Determine the number of lines of the records below that include "fraction". Respond with the number and no other text.

== Dataset records ==

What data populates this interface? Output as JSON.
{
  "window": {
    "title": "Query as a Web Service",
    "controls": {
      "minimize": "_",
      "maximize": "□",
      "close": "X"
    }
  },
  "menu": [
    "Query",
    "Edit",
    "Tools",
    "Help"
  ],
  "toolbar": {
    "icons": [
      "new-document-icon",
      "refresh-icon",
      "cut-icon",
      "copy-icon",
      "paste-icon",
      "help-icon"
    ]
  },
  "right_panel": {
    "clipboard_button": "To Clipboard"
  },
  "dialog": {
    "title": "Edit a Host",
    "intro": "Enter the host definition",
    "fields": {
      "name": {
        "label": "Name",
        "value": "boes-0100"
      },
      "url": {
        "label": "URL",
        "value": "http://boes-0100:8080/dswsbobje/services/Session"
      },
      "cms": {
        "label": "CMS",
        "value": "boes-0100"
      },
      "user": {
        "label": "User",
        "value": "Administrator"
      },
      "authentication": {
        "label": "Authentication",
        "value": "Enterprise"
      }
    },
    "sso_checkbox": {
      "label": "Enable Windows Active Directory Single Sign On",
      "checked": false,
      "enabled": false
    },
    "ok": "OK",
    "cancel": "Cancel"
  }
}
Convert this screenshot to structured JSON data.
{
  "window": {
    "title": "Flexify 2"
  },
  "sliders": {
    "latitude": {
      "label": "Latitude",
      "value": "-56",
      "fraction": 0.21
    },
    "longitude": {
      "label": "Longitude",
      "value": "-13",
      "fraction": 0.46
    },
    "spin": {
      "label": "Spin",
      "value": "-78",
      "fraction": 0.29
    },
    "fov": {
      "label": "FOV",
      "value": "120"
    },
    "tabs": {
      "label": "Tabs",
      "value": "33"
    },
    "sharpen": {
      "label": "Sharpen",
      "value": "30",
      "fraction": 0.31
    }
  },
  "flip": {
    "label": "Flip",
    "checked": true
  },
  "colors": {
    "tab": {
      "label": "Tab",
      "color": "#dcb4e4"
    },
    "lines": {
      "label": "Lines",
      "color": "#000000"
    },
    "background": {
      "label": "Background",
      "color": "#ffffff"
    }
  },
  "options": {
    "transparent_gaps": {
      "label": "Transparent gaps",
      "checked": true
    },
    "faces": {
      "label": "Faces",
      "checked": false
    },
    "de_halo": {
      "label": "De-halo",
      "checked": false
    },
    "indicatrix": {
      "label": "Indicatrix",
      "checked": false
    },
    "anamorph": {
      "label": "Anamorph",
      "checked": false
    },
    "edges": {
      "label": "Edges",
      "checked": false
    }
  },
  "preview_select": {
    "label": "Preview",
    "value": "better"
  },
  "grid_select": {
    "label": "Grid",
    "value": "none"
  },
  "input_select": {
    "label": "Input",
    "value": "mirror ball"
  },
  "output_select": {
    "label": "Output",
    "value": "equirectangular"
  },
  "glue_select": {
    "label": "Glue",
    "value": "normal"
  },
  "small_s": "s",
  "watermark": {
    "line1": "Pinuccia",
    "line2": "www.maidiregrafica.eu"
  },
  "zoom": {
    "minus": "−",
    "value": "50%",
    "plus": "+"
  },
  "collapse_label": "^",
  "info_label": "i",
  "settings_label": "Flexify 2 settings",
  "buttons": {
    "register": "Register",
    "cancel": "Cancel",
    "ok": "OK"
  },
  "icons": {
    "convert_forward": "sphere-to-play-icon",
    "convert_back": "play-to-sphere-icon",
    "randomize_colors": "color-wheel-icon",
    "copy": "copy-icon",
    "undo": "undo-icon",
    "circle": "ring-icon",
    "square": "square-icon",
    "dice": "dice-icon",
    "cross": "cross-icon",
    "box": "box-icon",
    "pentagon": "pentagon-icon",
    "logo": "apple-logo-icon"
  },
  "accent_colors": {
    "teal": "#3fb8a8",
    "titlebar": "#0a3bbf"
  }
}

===

Exercise result: 4